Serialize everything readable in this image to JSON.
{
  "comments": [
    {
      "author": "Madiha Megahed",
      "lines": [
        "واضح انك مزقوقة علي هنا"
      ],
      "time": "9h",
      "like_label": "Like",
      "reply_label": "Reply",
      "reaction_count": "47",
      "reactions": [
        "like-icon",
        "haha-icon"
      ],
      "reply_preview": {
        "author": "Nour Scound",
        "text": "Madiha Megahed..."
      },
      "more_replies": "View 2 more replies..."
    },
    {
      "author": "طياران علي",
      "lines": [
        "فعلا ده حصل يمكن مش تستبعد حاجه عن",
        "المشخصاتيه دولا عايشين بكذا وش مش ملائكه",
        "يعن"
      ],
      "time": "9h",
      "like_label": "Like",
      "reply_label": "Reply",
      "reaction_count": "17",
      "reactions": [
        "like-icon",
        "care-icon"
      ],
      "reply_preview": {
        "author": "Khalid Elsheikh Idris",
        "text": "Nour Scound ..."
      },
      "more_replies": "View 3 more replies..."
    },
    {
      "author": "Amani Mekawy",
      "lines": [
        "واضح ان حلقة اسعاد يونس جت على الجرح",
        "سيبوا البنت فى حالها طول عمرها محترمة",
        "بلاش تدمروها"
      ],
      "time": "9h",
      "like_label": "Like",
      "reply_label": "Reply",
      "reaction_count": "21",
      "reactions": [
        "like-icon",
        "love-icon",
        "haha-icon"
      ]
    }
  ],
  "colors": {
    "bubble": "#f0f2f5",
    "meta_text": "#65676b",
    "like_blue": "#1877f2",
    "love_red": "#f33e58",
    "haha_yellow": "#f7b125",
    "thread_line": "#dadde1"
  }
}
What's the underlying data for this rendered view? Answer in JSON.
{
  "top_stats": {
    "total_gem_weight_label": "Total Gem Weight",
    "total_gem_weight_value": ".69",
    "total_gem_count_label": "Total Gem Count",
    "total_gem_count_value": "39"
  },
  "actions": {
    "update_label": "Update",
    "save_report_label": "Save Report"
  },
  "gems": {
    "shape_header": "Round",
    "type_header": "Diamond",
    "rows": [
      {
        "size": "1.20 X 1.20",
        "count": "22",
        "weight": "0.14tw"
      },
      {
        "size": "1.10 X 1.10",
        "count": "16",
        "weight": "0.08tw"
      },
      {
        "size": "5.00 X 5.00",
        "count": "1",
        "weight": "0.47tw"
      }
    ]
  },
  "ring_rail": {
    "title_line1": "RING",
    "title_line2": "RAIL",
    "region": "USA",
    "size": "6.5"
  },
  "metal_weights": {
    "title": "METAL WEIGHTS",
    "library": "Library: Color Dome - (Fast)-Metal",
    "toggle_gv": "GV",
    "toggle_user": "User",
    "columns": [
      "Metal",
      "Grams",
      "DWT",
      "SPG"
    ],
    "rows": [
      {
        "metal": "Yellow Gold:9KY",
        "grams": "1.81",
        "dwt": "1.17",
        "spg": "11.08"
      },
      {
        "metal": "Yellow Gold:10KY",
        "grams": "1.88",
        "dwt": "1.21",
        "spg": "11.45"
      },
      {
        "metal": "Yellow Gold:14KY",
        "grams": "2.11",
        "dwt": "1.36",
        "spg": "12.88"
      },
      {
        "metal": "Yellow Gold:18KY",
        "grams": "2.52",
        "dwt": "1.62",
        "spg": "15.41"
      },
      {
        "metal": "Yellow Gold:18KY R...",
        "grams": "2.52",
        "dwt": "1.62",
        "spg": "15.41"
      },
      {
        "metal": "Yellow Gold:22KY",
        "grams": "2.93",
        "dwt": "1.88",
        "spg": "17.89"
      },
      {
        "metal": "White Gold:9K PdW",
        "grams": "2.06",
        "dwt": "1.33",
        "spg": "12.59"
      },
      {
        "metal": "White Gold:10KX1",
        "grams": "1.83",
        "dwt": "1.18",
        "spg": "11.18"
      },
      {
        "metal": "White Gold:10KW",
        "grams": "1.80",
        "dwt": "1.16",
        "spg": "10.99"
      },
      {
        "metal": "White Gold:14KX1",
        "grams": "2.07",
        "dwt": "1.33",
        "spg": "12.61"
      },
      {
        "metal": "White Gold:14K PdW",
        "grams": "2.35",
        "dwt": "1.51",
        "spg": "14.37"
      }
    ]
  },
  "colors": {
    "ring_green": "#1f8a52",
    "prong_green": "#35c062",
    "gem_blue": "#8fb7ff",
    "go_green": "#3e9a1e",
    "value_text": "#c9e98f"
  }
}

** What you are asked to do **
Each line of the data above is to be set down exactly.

** Answer **
Serialize everything readable in this image to JSON.
{
  "comments": [
    {
      "author": "Madiha Megahed",
      "lines": [
        "واضح انك مزقوقة علي هنا"
      ],
      "time": "9h",
      "like_label": "Like",
      "reply_label": "Reply",
      "reaction_count": "47",
      "reactions": [
        "like-icon",
        "haha-icon"
      ],
      "reply_preview": {
        "author": "Nour Scound",
        "text": "Madiha Megahed..."
      },
      "more_replies": "View 2 more replies..."
    },
    {
      "author": "طياران علي",
      "lines": [
        "فعلا ده حصل يمكن مش تستبعد حاجه عن",
        "المشخصاتيه دولا عايشين بكذا وش مش ملائكه",
        "يعن"
      ],
      "time": "9h",
      "like_label": "Like",
      "reply_label": "Reply",
      "reaction_count": "17",
      "reactions": [
        "like-icon",
        "care-icon"
      ],
      "reply_preview": {
        "author": "Khalid Elsheikh Idris",
        "text": "Nour Scound ..."
      },
      "more_replies": "View 3 more replies..."
    },
    {
      "author": "Amani Mekawy",
      "lines": [
        "واضح ان حلقة اسعاد يونس جت على الجرح",
        "سيبوا البنت فى حالها طول عمرها محترمة",
        "بلاش تدمروها"
      ],
      "time": "9h",
      "like_label": "Like",
      "reply_label": "Reply",
      "reaction_count": "21",
      "reactions": [
        "like-icon",
        "love-icon",
        "haha-icon"
      ]
    }
  ],
  "colors": {
    "bubble": "#f0f2f5",
    "meta_text": "#65676b",
    "like_blue": "#1877f2",
    "love_red": "#f33e58",
    "haha_yellow": "#f7b125",
    "thread_line": "#dadde1"
  }
}
What's the underlying data for this rendered view? Answer in JSON.
{
  "top_stats": {
    "total_gem_weight_label": "Total Gem Weight",
    "total_gem_weight_value": ".69",
    "total_gem_count_label": "Total Gem Count",
    "total_gem_count_value": "39"
  },
  "actions": {
    "update_label": "Update",
    "save_report_label": "Save Report"
  },
  "gems": {
    "shape_header": "Round",
    "type_header": "Diamond",
    "rows": [
      {
        "size": "1.20 X 1.20",
        "count": "22",
        "weight": "0.14tw"
      },
      {
        "size": "1.10 X 1.10",
        "count": "16",
        "weight": "0.08tw"
      },
      {
        "size": "5.00 X 5.00",
        "count": "1",
        "weight": "0.47tw"
      }
    ]
  },
  "ring_rail": {
    "title_line1": "RING",
    "title_line2": "RAIL",
    "region": "USA",
    "size": "6.5"
  },
  "metal_weights": {
    "title": "METAL WEIGHTS",
    "library": "Library: Color Dome - (Fast)-Metal",
    "toggle_gv": "GV",
    "toggle_user": "User",
    "columns": [
      "Metal",
      "Grams",
      "DWT",
      "SPG"
    ],
    "rows": [
      {
        "metal": "Yellow Gold:9KY",
        "grams": "1.81",
        "dwt": "1.17",
        "spg": "11.08"
      },
      {
        "metal": "Yellow Gold:10KY",
        "grams": "1.88",
        "dwt": "1.21",
        "spg": "11.45"
      },
      {
        "metal": "Yellow Gold:14KY",
        "grams": "2.11",
        "dwt": "1.36",
        "spg": "12.88"
      },
      {
        "metal": "Yellow Gold:18KY",
        "grams": "2.52",
        "dwt": "1.62",
        "spg": "15.41"
      },
      {
        "metal": "Yellow Gold:18KY R...",
        "grams": "2.52",
        "dwt": "1.62",
        "spg": "15.41"
      },
      {
        "metal": "Yellow Gold:22KY",
        "grams": "2.93",
        "dwt": "1.88",
        "spg": "17.89"
      },
      {
        "metal": "White Gold:9K PdW",
        "grams": "2.06",
        "dwt": "1.33",
        "spg": "12.59"
      },
      {
        "metal": "White Gold:10KX1",
        "grams": "1.83",
        "dwt": "1.18",
        "spg": "11.18"
      },
      {
        "metal": "White Gold:10KW",
        "grams": "1.80",
        "dwt": "1.16",
        "spg": "10.99"
      },
      {
        "metal": "White Gold:14KX1",
        "grams": "2.07",
        "dwt": "1.33",
        "spg": "12.61"
      },
      {
        "metal": "White Gold:14K PdW",
        "grams": "2.35",
        "dwt": "1.51",
        "spg": "14.37"
      }
    ]
  },
  "colors": {
    "ring_green": "#1f8a52",
    "prong_green": "#35c062",
    "gem_blue": "#8fb7ff",
    "go_green": "#3e9a1e",
    "value_text": "#c9e98f"
  }
}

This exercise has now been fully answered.